"There’s 4,000 people with Parkinson's in Rochester, and many of them don't even know that there's anybody else with Parkinsons in Rochester," organization co-founder Daniel Kinel said. "Parkinson's could be a very isolating disease. People can feel alone and like they're in it by themselves. They're creating a creative space to get together and learn from each other and be part of a community of people that helps them deal with their condition."

Spreading the word through events such as their 'Parkinson's Network Kickoff' in collaboration with Rochester Accessible Adventures. Ensuring people with disabilities have access to health and wellness through recreation and sports.

"Eighty percent of our health and wellness for any of us takes place outside of medical offices," executive director of Rochester Accessible Adventures Anita O'Brien said. "That's the space we fill. That's where we're looking to bridge those gaps. It's a lot of people who have been denied access to health and wellness because they can't go to these places and participate and engage there. So that's why we have this space. Our mission is to really shift the narrative and make that start happening."

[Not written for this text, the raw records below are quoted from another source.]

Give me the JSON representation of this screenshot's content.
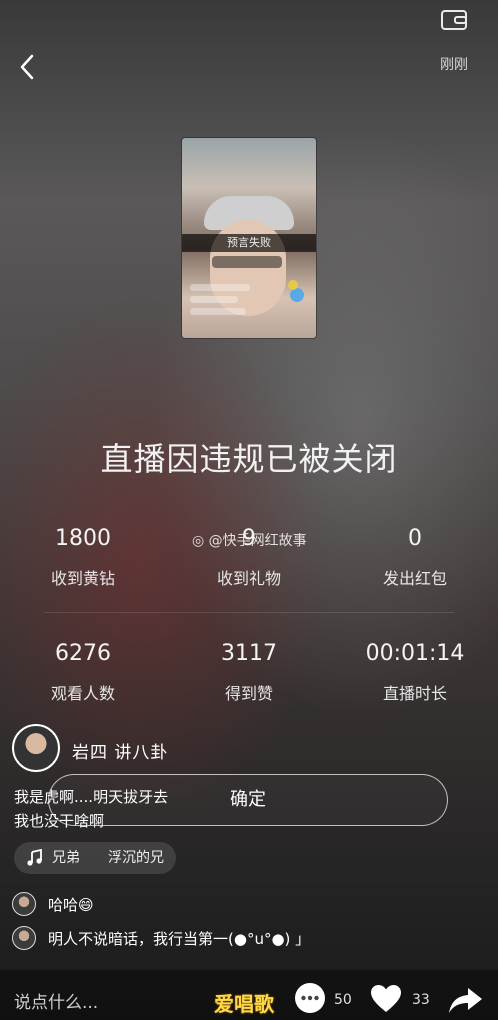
{
  "header": {
    "back_icon": "chevron-left-icon",
    "wallet_icon": "wallet-icon",
    "top_right_label": "刚刚"
  },
  "thumbnail": {
    "overlay_text": "预言失败"
  },
  "title": "直播因违规已被关闭",
  "watermark": "@快手网红故事",
  "stats_row1": [
    {
      "value": "1800",
      "label": "收到黄钻"
    },
    {
      "value": "9",
      "label": "收到礼物"
    },
    {
      "value": "0",
      "label": "发出红包"
    }
  ],
  "stats_row2": [
    {
      "value": "6276",
      "label": "观看人数"
    },
    {
      "value": "3117",
      "label": "得到赞"
    },
    {
      "value": "00:01:14",
      "label": "直播时长"
    }
  ],
  "user": {
    "name": "岩四 讲八卦"
  },
  "comment_lines": [
    "我是虎啊....明天拔牙去",
    "我也没干啥啊"
  ],
  "confirm_button": "确定",
  "music": {
    "icon": "music-note-icon",
    "part1": "兄弟",
    "part2": "浮沉的兄"
  },
  "comments": [
    {
      "text": "哈哈😄"
    },
    {
      "text": "明人不说暗话，我行当第一(●°u°●) 」"
    }
  ],
  "bottom": {
    "input_placeholder": "说点什么...",
    "brand": "爱唱歌",
    "comment_count": "50",
    "like_count": "33",
    "share_icon": "share-arrow-icon"
  }
}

Organizers hope participants learn how to manage symptoms of Parkinson’s disease through a variety of activities and foster friendship along the way, but also pave the way for more businesses and recreational spaces to offer more inclusive and accessible activities for all to enjoy.

"For the community to understand that that's the expectation, that's what inclusion looks like and feels like in that they can have a role in that," O’Brien said.

For more information on resources and events offered to those with Parkinson’s, visit or email